Is It Worth Investing In A Video Game Company?
The super-successful publisher Electronic Vision is going to release the latest installment in its Call of Honor franchise next month, and the gaming press is predicting that the game will be a monster hit and break retail sales records. So, you think now would be a great time to purchase stock and earn a quick and easy profit when EV’s stock price shoots up as soon as those sales revenues start pouring in.
Sorry, no, that’s not how stock prices work. Stock prices are not directly related to a company’s sales. Stock prices are based on supply and demand. If more people want to buy a stock (demand) than sell it (supply), then the price moves up. Conversely, if more people wanted to sell a stock than buy it, there would be greater supply than demand, and the price would fall.
What makes people want to buy or sell a stock? A decision like this is based on whether the company has been having good news or bad news. So, wouldn’t record-breaking sales be good news. Well, not really, because it isn’t news. The gaming press has already determined the game would break records, so next month, when the game goes on sales, it is already expected that the game would sell well. In fact, the game was probably expected to sell well when it was first announced.
But even that isn’t looking at the big picture. When you buy stock in a game publisher, you are investing in not just one game but the publisher’s entire business — its assets, its liabilities and potential for future earnings. Stock market investors also take into account the overall health of economy in general and the game industry in particular. The sales of a single game might have very little impact on how well a publisher is considered a year from now — or for investors who are playing the long game, five or ten years from now.
The game industry is a risky one, because there are more failures than hits, and anyone interested in actually earning money through their stock market investments should should minimize their risks by diversifying.
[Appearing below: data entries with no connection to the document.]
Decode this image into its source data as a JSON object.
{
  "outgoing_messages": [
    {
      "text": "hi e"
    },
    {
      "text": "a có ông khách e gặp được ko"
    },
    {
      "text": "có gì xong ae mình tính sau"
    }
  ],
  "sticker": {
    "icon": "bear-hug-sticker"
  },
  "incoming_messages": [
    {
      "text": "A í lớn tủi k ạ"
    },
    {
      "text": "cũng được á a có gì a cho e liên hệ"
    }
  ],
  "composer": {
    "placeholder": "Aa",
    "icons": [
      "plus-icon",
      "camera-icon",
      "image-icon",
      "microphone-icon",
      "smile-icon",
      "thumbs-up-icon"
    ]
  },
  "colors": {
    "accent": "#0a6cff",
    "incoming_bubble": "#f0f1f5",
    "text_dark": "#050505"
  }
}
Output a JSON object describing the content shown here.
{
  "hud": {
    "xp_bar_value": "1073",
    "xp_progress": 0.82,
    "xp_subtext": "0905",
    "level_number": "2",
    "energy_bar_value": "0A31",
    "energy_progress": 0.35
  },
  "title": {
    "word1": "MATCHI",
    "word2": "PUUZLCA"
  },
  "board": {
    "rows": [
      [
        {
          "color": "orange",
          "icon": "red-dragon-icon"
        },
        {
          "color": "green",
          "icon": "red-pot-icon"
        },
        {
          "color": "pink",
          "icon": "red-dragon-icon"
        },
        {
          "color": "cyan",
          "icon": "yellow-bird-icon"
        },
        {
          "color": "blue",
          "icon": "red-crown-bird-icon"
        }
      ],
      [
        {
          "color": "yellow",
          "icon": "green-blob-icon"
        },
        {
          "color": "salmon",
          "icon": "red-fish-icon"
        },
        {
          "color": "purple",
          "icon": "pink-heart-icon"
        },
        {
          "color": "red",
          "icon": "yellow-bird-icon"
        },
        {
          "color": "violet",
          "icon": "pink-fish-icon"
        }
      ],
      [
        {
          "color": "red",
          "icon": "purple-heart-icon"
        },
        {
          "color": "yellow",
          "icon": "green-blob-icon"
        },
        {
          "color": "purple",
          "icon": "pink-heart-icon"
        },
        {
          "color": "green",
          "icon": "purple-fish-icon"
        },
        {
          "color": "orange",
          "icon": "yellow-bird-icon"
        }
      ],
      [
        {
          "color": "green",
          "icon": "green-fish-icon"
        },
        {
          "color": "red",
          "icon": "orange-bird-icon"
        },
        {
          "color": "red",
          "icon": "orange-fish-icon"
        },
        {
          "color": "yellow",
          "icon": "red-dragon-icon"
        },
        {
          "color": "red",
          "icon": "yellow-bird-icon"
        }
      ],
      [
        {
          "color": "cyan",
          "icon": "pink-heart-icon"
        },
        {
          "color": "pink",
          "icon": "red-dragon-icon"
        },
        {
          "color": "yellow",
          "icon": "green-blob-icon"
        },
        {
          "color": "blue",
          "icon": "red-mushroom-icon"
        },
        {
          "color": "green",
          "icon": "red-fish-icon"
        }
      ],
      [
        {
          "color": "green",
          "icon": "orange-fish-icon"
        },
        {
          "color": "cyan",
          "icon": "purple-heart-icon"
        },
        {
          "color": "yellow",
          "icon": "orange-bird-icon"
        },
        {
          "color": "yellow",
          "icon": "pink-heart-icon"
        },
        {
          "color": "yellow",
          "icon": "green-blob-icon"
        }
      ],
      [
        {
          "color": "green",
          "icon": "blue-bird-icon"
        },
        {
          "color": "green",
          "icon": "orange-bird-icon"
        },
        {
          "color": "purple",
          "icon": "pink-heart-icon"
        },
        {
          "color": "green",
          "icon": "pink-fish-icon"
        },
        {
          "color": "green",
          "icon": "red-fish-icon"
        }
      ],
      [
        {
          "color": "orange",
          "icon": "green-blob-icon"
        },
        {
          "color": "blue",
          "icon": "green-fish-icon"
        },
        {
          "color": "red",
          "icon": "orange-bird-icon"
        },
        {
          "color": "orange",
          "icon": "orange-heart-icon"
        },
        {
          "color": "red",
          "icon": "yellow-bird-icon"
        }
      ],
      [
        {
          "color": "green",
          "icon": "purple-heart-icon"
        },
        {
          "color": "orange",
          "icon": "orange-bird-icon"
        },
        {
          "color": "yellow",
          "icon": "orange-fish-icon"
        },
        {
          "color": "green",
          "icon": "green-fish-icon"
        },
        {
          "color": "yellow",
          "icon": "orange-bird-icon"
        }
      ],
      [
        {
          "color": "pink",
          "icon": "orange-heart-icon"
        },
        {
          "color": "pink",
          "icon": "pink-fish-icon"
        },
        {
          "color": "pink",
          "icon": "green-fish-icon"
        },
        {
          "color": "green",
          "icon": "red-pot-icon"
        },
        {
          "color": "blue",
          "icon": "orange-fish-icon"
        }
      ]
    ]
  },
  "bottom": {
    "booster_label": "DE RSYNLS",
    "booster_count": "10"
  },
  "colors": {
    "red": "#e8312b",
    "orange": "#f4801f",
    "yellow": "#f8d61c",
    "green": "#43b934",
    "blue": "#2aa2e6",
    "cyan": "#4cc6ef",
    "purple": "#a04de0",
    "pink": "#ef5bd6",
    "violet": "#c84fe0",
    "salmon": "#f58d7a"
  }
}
If you want to invest in your favorite game company, fine, but spread your investments out across a number of companies in different industries. That way, if some fail to earn you money, others will hopefully compensate for it. But don’t expect to get rich that way. Day traders who spend all their time researching and investing in companies on the average receive only a 10-15 percent return on their investments.
Okay, what about a wealthy individual who wants to put money into a game company as an angel investor or venture capitalist? How much money would he or she be willing to put in? Well, that depends on how much the investor values the game company. This value is not based on how cool the investor thinks the company’s latest game will be, or even on how well the investor thinks it will sell, because investors invest in the overall business, not an individual game.
There are three basic methods investors usefor determining the value of a business:
- Subtracting its liabilities from its assets.
- Dividing its expected earnings by its capitalization rate (net operating income / current market value).
- Comparing it against what similar businesses have sold for.
Of course, an investor would need access to company’s financials or do some market research to value it using one of these methods.
Now, that doesn’t tell you what an investor would be willing to pay, because it depends on an investor’s assumptions, sensitivity to risk, and how much ownership the investor is going to get for that investment. Knowledgable investors want control of their investments so that they can use their knowledge to steer the company away from risk and towards profitability. So, for the small game company that wants to make their mark by making product known for its creativity, giving up any control to an investor is probably not the way to go.
Getting back to the original question, is it worth investing in a video game company. Only if you really know what your doing. As with any investment, do your research and invest only as much as you can afford to lose.